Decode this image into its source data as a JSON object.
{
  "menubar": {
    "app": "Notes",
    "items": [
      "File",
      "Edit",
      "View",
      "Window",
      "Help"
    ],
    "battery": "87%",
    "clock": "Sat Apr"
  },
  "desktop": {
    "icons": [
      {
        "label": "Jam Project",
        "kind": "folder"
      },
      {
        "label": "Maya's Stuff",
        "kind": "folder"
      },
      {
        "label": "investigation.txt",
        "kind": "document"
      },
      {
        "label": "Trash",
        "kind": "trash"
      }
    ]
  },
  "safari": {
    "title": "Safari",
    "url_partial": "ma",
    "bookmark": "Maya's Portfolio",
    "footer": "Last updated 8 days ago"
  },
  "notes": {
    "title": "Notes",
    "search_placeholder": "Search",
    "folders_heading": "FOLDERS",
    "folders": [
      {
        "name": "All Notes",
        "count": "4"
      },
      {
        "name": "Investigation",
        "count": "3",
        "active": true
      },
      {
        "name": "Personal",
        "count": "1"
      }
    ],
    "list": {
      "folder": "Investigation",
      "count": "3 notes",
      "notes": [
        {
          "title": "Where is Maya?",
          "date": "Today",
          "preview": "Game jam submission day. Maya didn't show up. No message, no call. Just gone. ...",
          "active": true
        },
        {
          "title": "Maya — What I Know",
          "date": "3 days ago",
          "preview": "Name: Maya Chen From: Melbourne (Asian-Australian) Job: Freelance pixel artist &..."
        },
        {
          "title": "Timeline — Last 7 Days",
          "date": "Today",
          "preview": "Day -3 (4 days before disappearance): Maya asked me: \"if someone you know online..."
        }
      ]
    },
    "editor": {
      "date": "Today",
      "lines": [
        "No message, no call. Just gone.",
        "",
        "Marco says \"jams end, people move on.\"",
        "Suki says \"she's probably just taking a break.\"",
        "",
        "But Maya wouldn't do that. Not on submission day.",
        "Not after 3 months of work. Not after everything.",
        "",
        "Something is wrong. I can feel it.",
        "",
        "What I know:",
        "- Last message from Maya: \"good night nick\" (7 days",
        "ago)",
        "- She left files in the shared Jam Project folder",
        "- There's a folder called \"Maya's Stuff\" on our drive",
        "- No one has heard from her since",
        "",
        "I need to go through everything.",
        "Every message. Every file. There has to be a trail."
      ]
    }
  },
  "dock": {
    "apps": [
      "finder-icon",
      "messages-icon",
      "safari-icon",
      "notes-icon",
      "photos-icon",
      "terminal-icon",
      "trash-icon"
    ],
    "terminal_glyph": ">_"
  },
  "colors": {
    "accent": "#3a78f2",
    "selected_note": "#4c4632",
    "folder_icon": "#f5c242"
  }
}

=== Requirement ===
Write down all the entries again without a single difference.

=== Exercise output ===
Decode this image into its source data as a JSON object.
{
  "menubar": {
    "app": "Notes",
    "items": [
      "File",
      "Edit",
      "View",
      "Window",
      "Help"
    ],
    "battery": "87%",
    "clock": "Sat Apr"
  },
  "desktop": {
    "icons": [
      {
        "label": "Jam Project",
        "kind": "folder"
      },
      {
        "label": "Maya's Stuff",
        "kind": "folder"
      },
      {
        "label": "investigation.txt",
        "kind": "document"
      },
      {
        "label": "Trash",
        "kind": "trash"
      }
    ]
  },
  "safari": {
    "title": "Safari",
    "url_partial": "ma",
    "bookmark": "Maya's Portfolio",
    "footer": "Last updated 8 days ago"
  },
  "notes": {
    "title": "Notes",
    "search_placeholder": "Search",
    "folders_heading": "FOLDERS",
    "folders": [
      {
        "name": "All Notes",
        "count": "4"
      },
      {
        "name": "Investigation",
        "count": "3",
        "active": true
      },
      {
        "name": "Personal",
        "count": "1"
      }
    ],
    "list": {
      "folder": "Investigation",
      "count": "3 notes",
      "notes": [
        {
          "title": "Where is Maya?",
          "date": "Today",
          "preview": "Game jam submission day. Maya didn't show up. No message, no call. Just gone. ...",
          "active": true
        },
        {
          "title": "Maya — What I Know",
          "date": "3 days ago",
          "preview": "Name: Maya Chen From: Melbourne (Asian-Australian) Job: Freelance pixel artist &..."
        },
        {
          "title": "Timeline — Last 7 Days",
          "date": "Today",
          "preview": "Day -3 (4 days before disappearance): Maya asked me: \"if someone you know online..."
        }
      ]
    },
    "editor": {
      "date": "Today",
      "lines": [
        "No message, no call. Just gone.",
        "",
        "Marco says \"jams end, people move on.\"",
        "Suki says \"she's probably just taking a break.\"",
        "",
        "But Maya wouldn't do that. Not on submission day.",
        "Not after 3 months of work. Not after everything.",
        "",
        "Something is wrong. I can feel it.",
        "",
        "What I know:",
        "- Last message from Maya: \"good night nick\" (7 days",
        "ago)",
        "- She left files in the shared Jam Project folder",
        "- There's a folder called \"Maya's Stuff\" on our drive",
        "- No one has heard from her since",
        "",
        "I need to go through everything.",
        "Every message. Every file. There has to be a trail."
      ]
    }
  },
  "dock": {
    "apps": [
      "finder-icon",
      "messages-icon",
      "safari-icon",
      "notes-icon",
      "photos-icon",
      "terminal-icon",
      "trash-icon"
    ],
    "terminal_glyph": ">_"
  },
  "colors": {
    "accent": "#3a78f2",
    "selected_note": "#4c4632",
    "folder_icon": "#f5c242"
  }
}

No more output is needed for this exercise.